EXERCISE OBJECTIVE: Word for word, print out all of the data, omitting every image.

BEGIN MATERIAL FOR THIS TASK

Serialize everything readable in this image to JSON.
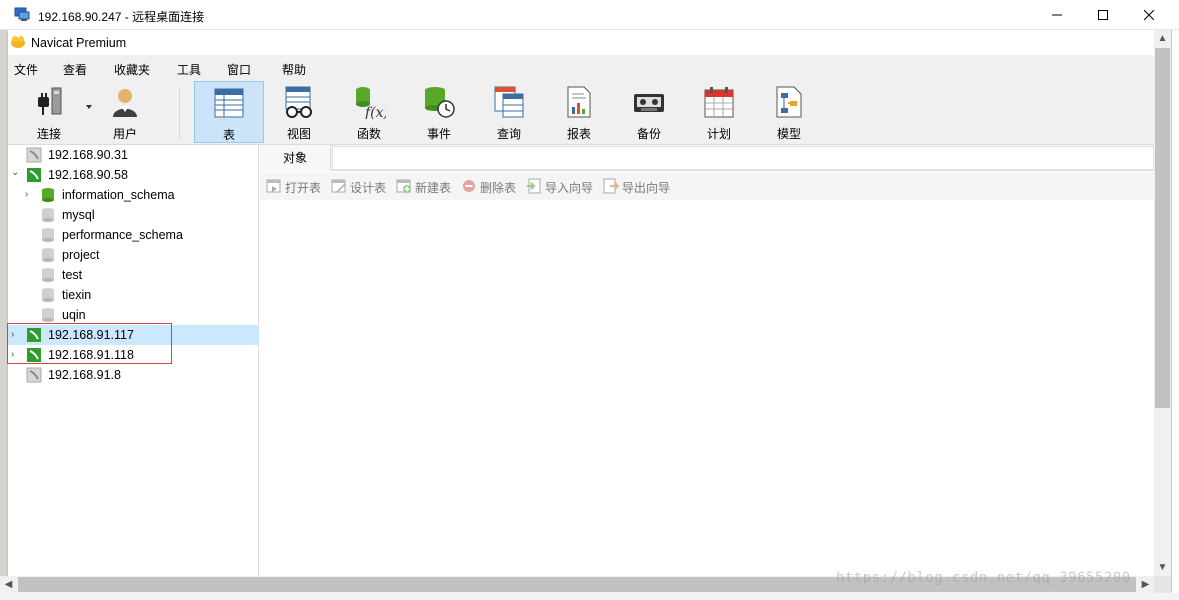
{
  "rdp_window": {
    "title": "192.168.90.247 - 远程桌面连接",
    "controls": {
      "minimize": "—",
      "maximize": "☐",
      "close": "✕"
    }
  },
  "app": {
    "title": "Navicat Premium"
  },
  "menu": [
    "文件",
    "查看",
    "收藏夹",
    "工具",
    "窗口",
    "帮助"
  ],
  "toolbar": [
    {
      "label": "连接",
      "icon": "plug-icon"
    },
    {
      "label": "用户",
      "icon": "user-icon"
    },
    {
      "label": "表",
      "icon": "table-icon",
      "active": true
    },
    {
      "label": "视图",
      "icon": "view-icon"
    },
    {
      "label": "函数",
      "icon": "function-icon"
    },
    {
      "label": "事件",
      "icon": "event-icon"
    },
    {
      "label": "查询",
      "icon": "query-icon"
    },
    {
      "label": "报表",
      "icon": "report-icon"
    },
    {
      "label": "备份",
      "icon": "backup-icon"
    },
    {
      "label": "计划",
      "icon": "schedule-icon"
    },
    {
      "label": "模型",
      "icon": "model-icon"
    }
  ],
  "tree": [
    {
      "label": "192.168.90.31",
      "kind": "connection-closed",
      "expander": ""
    },
    {
      "label": "192.168.90.58",
      "kind": "connection-open",
      "expander": "⌄"
    },
    {
      "label": "information_schema",
      "kind": "db-open",
      "expander": "›"
    },
    {
      "label": "mysql",
      "kind": "db",
      "expander": ""
    },
    {
      "label": "performance_schema",
      "kind": "db",
      "expander": ""
    },
    {
      "label": "project",
      "kind": "db",
      "expander": ""
    },
    {
      "label": "test",
      "kind": "db",
      "expander": ""
    },
    {
      "label": "tiexin",
      "kind": "db",
      "expander": ""
    },
    {
      "label": "uqin",
      "kind": "db",
      "expander": ""
    },
    {
      "label": "192.168.91.117",
      "kind": "connection-open",
      "expander": "›",
      "selected": true
    },
    {
      "label": "192.168.91.118",
      "kind": "connection-open",
      "expander": "›"
    },
    {
      "label": "192.168.91.8",
      "kind": "connection-closed",
      "expander": ""
    }
  ],
  "tabs": {
    "objects": "对象"
  },
  "object_toolbar": [
    {
      "label": "打开表",
      "icon": "open-table-icon"
    },
    {
      "label": "设计表",
      "icon": "design-table-icon"
    },
    {
      "label": "新建表",
      "icon": "new-table-icon"
    },
    {
      "label": "删除表",
      "icon": "delete-table-icon"
    },
    {
      "label": "导入向导",
      "icon": "import-wizard-icon"
    },
    {
      "label": "导出向导",
      "icon": "export-wizard-icon"
    }
  ],
  "watermark": "https://blog.csdn.net/qq_39655200",
  "colors": {
    "selection": "#cce8ff",
    "active_tool": "#cce4f7",
    "connection_green": "#2e9c2e",
    "highlight_box": "#e0403a"
  }
}
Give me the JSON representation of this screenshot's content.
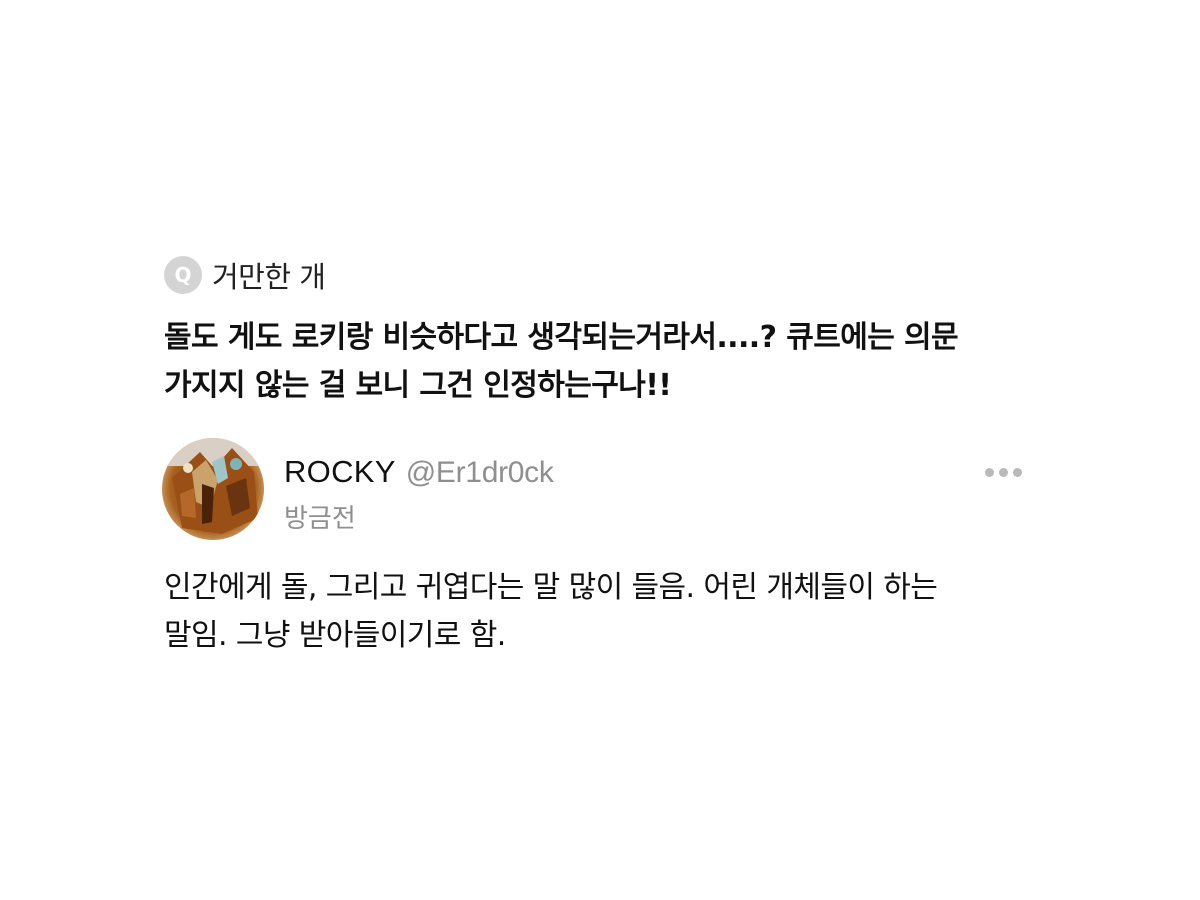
{
  "question": {
    "badge": "Q",
    "asker": "거만한 개",
    "text_lines": [
      "돌도 게도 로키랑 비슷하다고 생각되는거라서....? 큐트에는 의문",
      "가지지 않는 걸 보니 그건 인정하는구나!!"
    ]
  },
  "answer": {
    "display_name": "ROCKY",
    "handle": "@Er1dr0ck",
    "timestamp": "방금전",
    "text_lines": [
      "인간에게 돌, 그리고 귀엽다는 말 많이 들음. 어린 개체들이 하는",
      "말임. 그냥 받아들이기로 함."
    ]
  },
  "icons": {
    "more": "more-horizontal-icon",
    "avatar": "avatar-photo"
  },
  "colors": {
    "background": "#ffffff",
    "text": "#111111",
    "muted": "#8f8f8f",
    "badge": "#d4d4d4"
  }
}
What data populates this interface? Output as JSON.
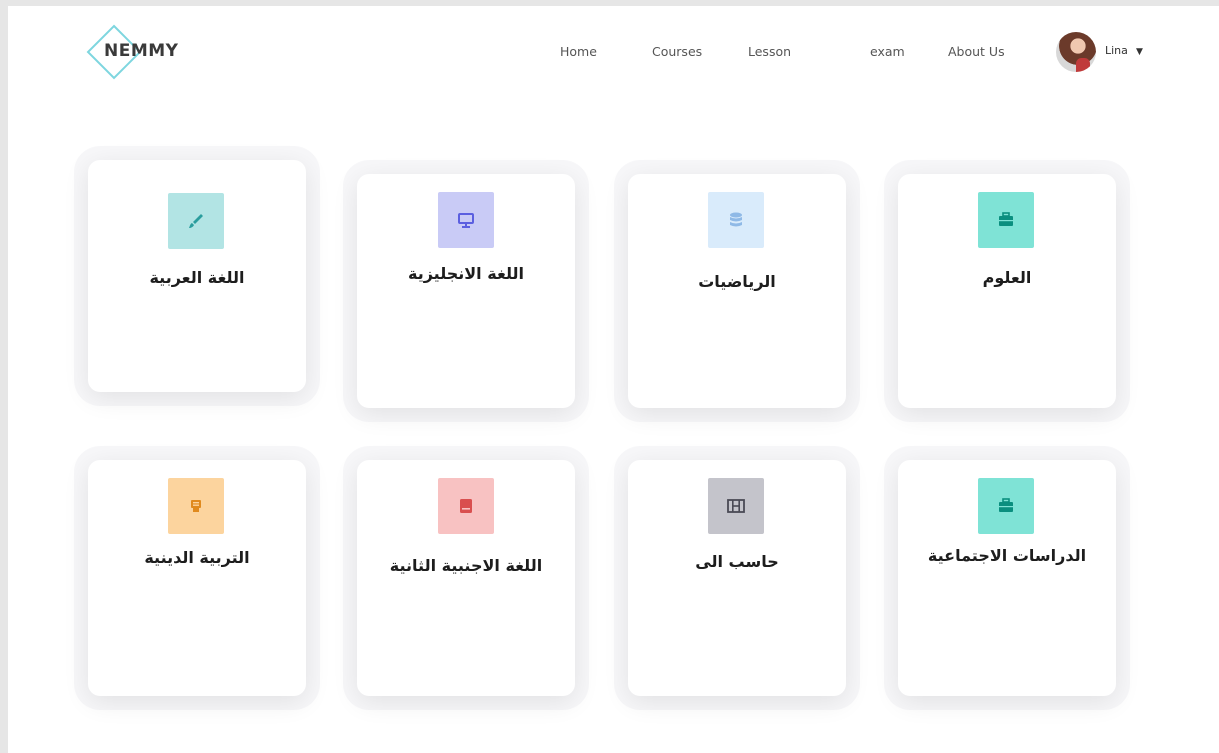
{
  "brand": {
    "logo_text": "NEMMY",
    "accent": "#7ed6df"
  },
  "nav": {
    "items": [
      {
        "label": "Home"
      },
      {
        "label": "Courses"
      },
      {
        "label": "Lesson"
      },
      {
        "label": "exam"
      },
      {
        "label": "About Us"
      }
    ]
  },
  "user": {
    "name": "Lina",
    "caret_icon": "caret-down-icon"
  },
  "subjects": [
    {
      "title": "اللغة العربية",
      "icon": "brush-icon",
      "icon_bg": "#b2e4e4",
      "icon_color": "#2a9d9d"
    },
    {
      "title": "اللغة الانجليزية",
      "icon": "monitor-icon",
      "icon_bg": "#c9cbf6",
      "icon_color": "#5b5fe0"
    },
    {
      "title": "الرياضيات",
      "icon": "database-icon",
      "icon_bg": "#d9ebfb",
      "icon_color": "#8fb9e6"
    },
    {
      "title": "العلوم",
      "icon": "briefcase-icon",
      "icon_bg": "#7fe3d6",
      "icon_color": "#0a8f7f"
    },
    {
      "title": "التربية الدينية",
      "icon": "stamp-icon",
      "icon_bg": "#fcd49e",
      "icon_color": "#e08a1e"
    },
    {
      "title": "اللغة الاجنبية الثانية",
      "icon": "book-icon",
      "icon_bg": "#f8c2c2",
      "icon_color": "#d94f4f"
    },
    {
      "title": "حاسب الى",
      "icon": "film-icon",
      "icon_bg": "#c4c4cb",
      "icon_color": "#4a4a55"
    },
    {
      "title": "الدراسات الاجتماعية",
      "icon": "briefcase-icon",
      "icon_bg": "#7fe3d6",
      "icon_color": "#0a8f7f"
    }
  ]
}
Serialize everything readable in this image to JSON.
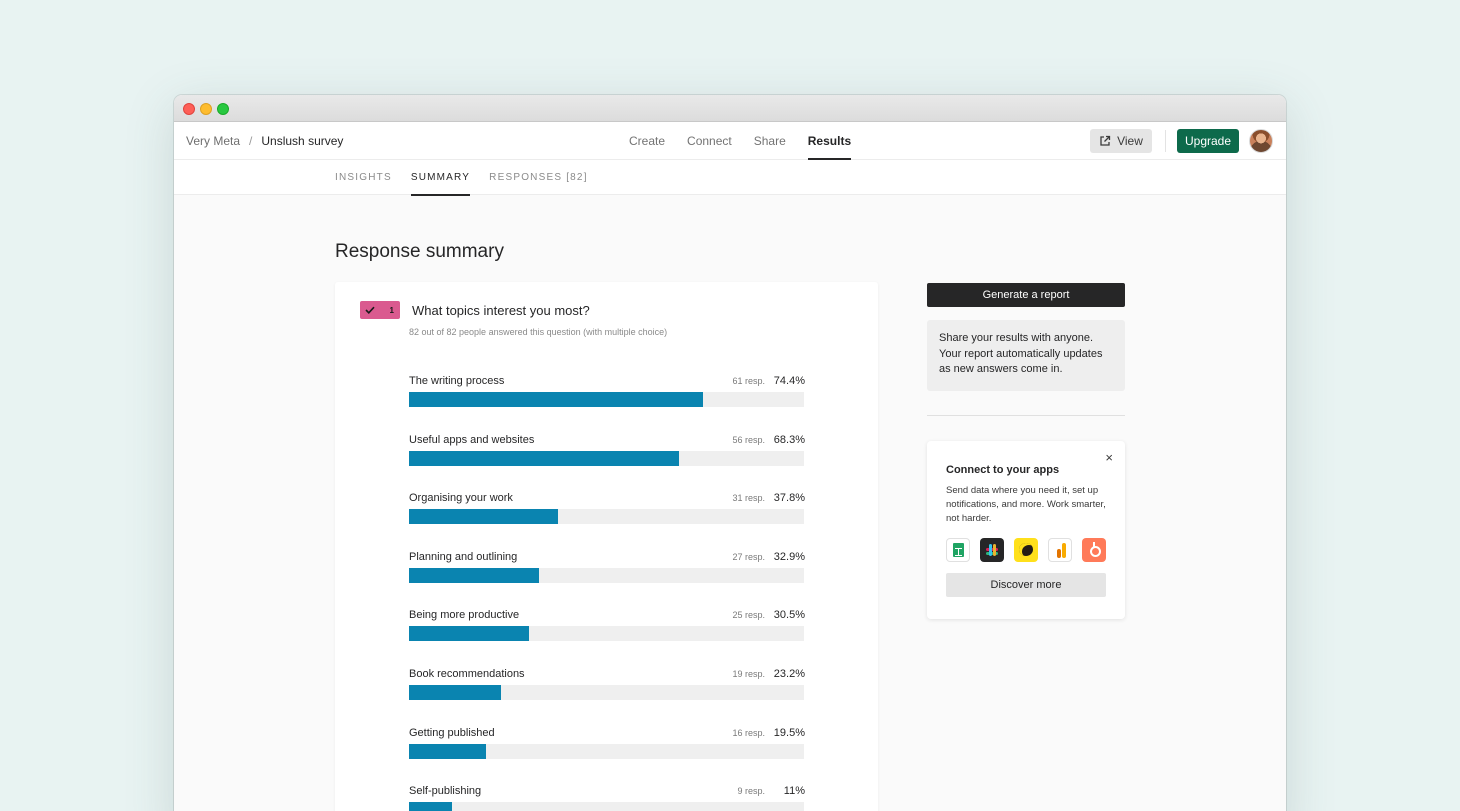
{
  "breadcrumb": {
    "workspace": "Very Meta",
    "separator": "/",
    "form": "Unslush survey"
  },
  "nav": {
    "create": "Create",
    "connect": "Connect",
    "share": "Share",
    "results": "Results"
  },
  "header": {
    "view_label": "View",
    "upgrade_label": "Upgrade"
  },
  "subnav": {
    "insights": "INSIGHTS",
    "summary": "SUMMARY",
    "responses": "RESPONSES [82]"
  },
  "page_title": "Response summary",
  "question": {
    "number": "1",
    "title": "What topics interest you most?",
    "subtitle": "82 out of 82 people answered this question (with multiple choice)",
    "options": [
      {
        "label": "The writing process",
        "resp": "61 resp.",
        "pct": "74.4%",
        "value": 74.4
      },
      {
        "label": "Useful apps and websites",
        "resp": "56 resp.",
        "pct": "68.3%",
        "value": 68.3
      },
      {
        "label": "Organising your work",
        "resp": "31 resp.",
        "pct": "37.8%",
        "value": 37.8
      },
      {
        "label": "Planning and outlining",
        "resp": "27 resp.",
        "pct": "32.9%",
        "value": 32.9
      },
      {
        "label": "Being more productive",
        "resp": "25 resp.",
        "pct": "30.5%",
        "value": 30.5
      },
      {
        "label": "Book recommendations",
        "resp": "19 resp.",
        "pct": "23.2%",
        "value": 23.2
      },
      {
        "label": "Getting published",
        "resp": "16 resp.",
        "pct": "19.5%",
        "value": 19.5
      },
      {
        "label": "Self-publishing",
        "resp": "9 resp.",
        "pct": "11%",
        "value": 11
      }
    ]
  },
  "sidebar": {
    "generate_label": "Generate a report",
    "share_text": "Share your results with anyone. Your report automatically updates as new answers come in.",
    "apps": {
      "close": "×",
      "title": "Connect to your apps",
      "text": "Send data where you need it, set up notifications, and more. Work smarter, not harder.",
      "icons": [
        "google-sheets-icon",
        "slack-icon",
        "mailchimp-icon",
        "google-analytics-icon",
        "hubspot-icon"
      ],
      "discover_label": "Discover more"
    }
  },
  "colors": {
    "bar": "#0a84b0",
    "upgrade": "#0d6a4b",
    "badge": "#da5a8f"
  }
}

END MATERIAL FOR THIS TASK

ANSWER FOR THE TASK:
Serialize everything readable in this image to JSON.
{
  "rdp_window": {
    "title": "192.168.90.247 - 远程桌面连接",
    "controls": {
      "minimize": "—",
      "maximize": "☐",
      "close": "✕"
    }
  },
  "app": {
    "title": "Navicat Premium"
  },
  "menu": [
    "文件",
    "查看",
    "收藏夹",
    "工具",
    "窗口",
    "帮助"
  ],
  "toolbar": [
    {
      "label": "连接",
      "icon": "plug-icon"
    },
    {
      "label": "用户",
      "icon": "user-icon"
    },
    {
      "label": "表",
      "icon": "table-icon",
      "active": true
    },
    {
      "label": "视图",
      "icon": "view-icon"
    },
    {
      "label": "函数",
      "icon": "function-icon"
    },
    {
      "label": "事件",
      "icon": "event-icon"
    },
    {
      "label": "查询",
      "icon": "query-icon"
    },
    {
      "label": "报表",
      "icon": "report-icon"
    },
    {
      "label": "备份",
      "icon": "backup-icon"
    },
    {
      "label": "计划",
      "icon": "schedule-icon"
    },
    {
      "label": "模型",
      "icon": "model-icon"
    }
  ],
  "tree": [
    {
      "label": "192.168.90.31",
      "kind": "connection-closed",
      "expander": ""
    },
    {
      "label": "192.168.90.58",
      "kind": "connection-open",
      "expander": "⌄"
    },
    {
      "label": "information_schema",
      "kind": "db-open",
      "expander": "›"
    },
    {
      "label": "mysql",
      "kind": "db",
      "expander": ""
    },
    {
      "label": "performance_schema",
      "kind": "db",
      "expander": ""
    },
    {
      "label": "project",
      "kind": "db",
      "expander": ""
    },
    {
      "label": "test",
      "kind": "db",
      "expander": ""
    },
    {
      "label": "tiexin",
      "kind": "db",
      "expander": ""
    },
    {
      "label": "uqin",
      "kind": "db",
      "expander": ""
    },
    {
      "label": "192.168.91.117",
      "kind": "connection-open",
      "expander": "›",
      "selected": true
    },
    {
      "label": "192.168.91.118",
      "kind": "connection-open",
      "expander": "›"
    },
    {
      "label": "192.168.91.8",
      "kind": "connection-closed",
      "expander": ""
    }
  ],
  "tabs": {
    "objects": "对象"
  },
  "object_toolbar": [
    {
      "label": "打开表",
      "icon": "open-table-icon"
    },
    {
      "label": "设计表",
      "icon": "design-table-icon"
    },
    {
      "label": "新建表",
      "icon": "new-table-icon"
    },
    {
      "label": "删除表",
      "icon": "delete-table-icon"
    },
    {
      "label": "导入向导",
      "icon": "import-wizard-icon"
    },
    {
      "label": "导出向导",
      "icon": "export-wizard-icon"
    }
  ],
  "watermark": "https://blog.csdn.net/qq_39655200",
  "colors": {
    "selection": "#cce8ff",
    "active_tool": "#cce4f7",
    "connection_green": "#2e9c2e",
    "highlight_box": "#e0403a"
  }
}
Give me the JSON representation of this screenshot's content.
{
  "question": {
    "badge": "Q",
    "asker": "거만한 개",
    "text_lines": [
      "돌도 게도 로키랑 비슷하다고 생각되는거라서....? 큐트에는 의문",
      "가지지 않는 걸 보니 그건 인정하는구나!!"
    ]
  },
  "answer": {
    "display_name": "ROCKY",
    "handle": "@Er1dr0ck",
    "timestamp": "방금전",
    "text_lines": [
      "인간에게 돌, 그리고 귀엽다는 말 많이 들음. 어린 개체들이 하는",
      "말임. 그냥 받아들이기로 함."
    ]
  },
  "icons": {
    "more": "more-horizontal-icon",
    "avatar": "avatar-photo"
  },
  "colors": {
    "background": "#ffffff",
    "text": "#111111",
    "muted": "#8f8f8f",
    "badge": "#d4d4d4"
  }
}
What data populates this interface? Output as JSON.
{
  "brand": {
    "logo_text": "NEMMY",
    "accent": "#7ed6df"
  },
  "nav": {
    "items": [
      {
        "label": "Home"
      },
      {
        "label": "Courses"
      },
      {
        "label": "Lesson"
      },
      {
        "label": "exam"
      },
      {
        "label": "About Us"
      }
    ]
  },
  "user": {
    "name": "Lina",
    "caret_icon": "caret-down-icon"
  },
  "subjects": [
    {
      "title": "اللغة العربية",
      "icon": "brush-icon",
      "icon_bg": "#b2e4e4",
      "icon_color": "#2a9d9d"
    },
    {
      "title": "اللغة الانجليزية",
      "icon": "monitor-icon",
      "icon_bg": "#c9cbf6",
      "icon_color": "#5b5fe0"
    },
    {
      "title": "الرياضيات",
      "icon": "database-icon",
      "icon_bg": "#d9ebfb",
      "icon_color": "#8fb9e6"
    },
    {
      "title": "العلوم",
      "icon": "briefcase-icon",
      "icon_bg": "#7fe3d6",
      "icon_color": "#0a8f7f"
    },
    {
      "title": "التربية الدينية",
      "icon": "stamp-icon",
      "icon_bg": "#fcd49e",
      "icon_color": "#e08a1e"
    },
    {
      "title": "اللغة الاجنبية الثانية",
      "icon": "book-icon",
      "icon_bg": "#f8c2c2",
      "icon_color": "#d94f4f"
    },
    {
      "title": "حاسب الى",
      "icon": "film-icon",
      "icon_bg": "#c4c4cb",
      "icon_color": "#4a4a55"
    },
    {
      "title": "الدراسات الاجتماعية",
      "icon": "briefcase-icon",
      "icon_bg": "#7fe3d6",
      "icon_color": "#0a8f7f"
    }
  ]
}
Serialize everything readable in this image to JSON.
{
  "breadcrumb": {
    "workspace": "Very Meta",
    "separator": "/",
    "form": "Unslush survey"
  },
  "nav": {
    "create": "Create",
    "connect": "Connect",
    "share": "Share",
    "results": "Results"
  },
  "header": {
    "view_label": "View",
    "upgrade_label": "Upgrade"
  },
  "subnav": {
    "insights": "INSIGHTS",
    "summary": "SUMMARY",
    "responses": "RESPONSES [82]"
  },
  "page_title": "Response summary",
  "question": {
    "number": "1",
    "title": "What topics interest you most?",
    "subtitle": "82 out of 82 people answered this question (with multiple choice)",
    "options": [
      {
        "label": "The writing process",
        "resp": "61 resp.",
        "pct": "74.4%",
        "value": 74.4
      },
      {
        "label": "Useful apps and websites",
        "resp": "56 resp.",
        "pct": "68.3%",
        "value": 68.3
      },
      {
        "label": "Organising your work",
        "resp": "31 resp.",
        "pct": "37.8%",
        "value": 37.8
      },
      {
        "label": "Planning and outlining",
        "resp": "27 resp.",
        "pct": "32.9%",
        "value": 32.9
      },
      {
        "label": "Being more productive",
        "resp": "25 resp.",
        "pct": "30.5%",
        "value": 30.5
      },
      {
        "label": "Book recommendations",
        "resp": "19 resp.",
        "pct": "23.2%",
        "value": 23.2
      },
      {
        "label": "Getting published",
        "resp": "16 resp.",
        "pct": "19.5%",
        "value": 19.5
      },
      {
        "label": "Self-publishing",
        "resp": "9 resp.",
        "pct": "11%",
        "value": 11
      }
    ]
  },
  "sidebar": {
    "generate_label": "Generate a report",
    "share_text": "Share your results with anyone. Your report automatically updates as new answers come in.",
    "apps": {
      "close": "×",
      "title": "Connect to your apps",
      "text": "Send data where you need it, set up notifications, and more. Work smarter, not harder.",
      "icons": [
        "google-sheets-icon",
        "slack-icon",
        "mailchimp-icon",
        "google-analytics-icon",
        "hubspot-icon"
      ],
      "discover_label": "Discover more"
    }
  },
  "colors": {
    "bar": "#0a84b0",
    "upgrade": "#0d6a4b",
    "badge": "#da5a8f"
  }
}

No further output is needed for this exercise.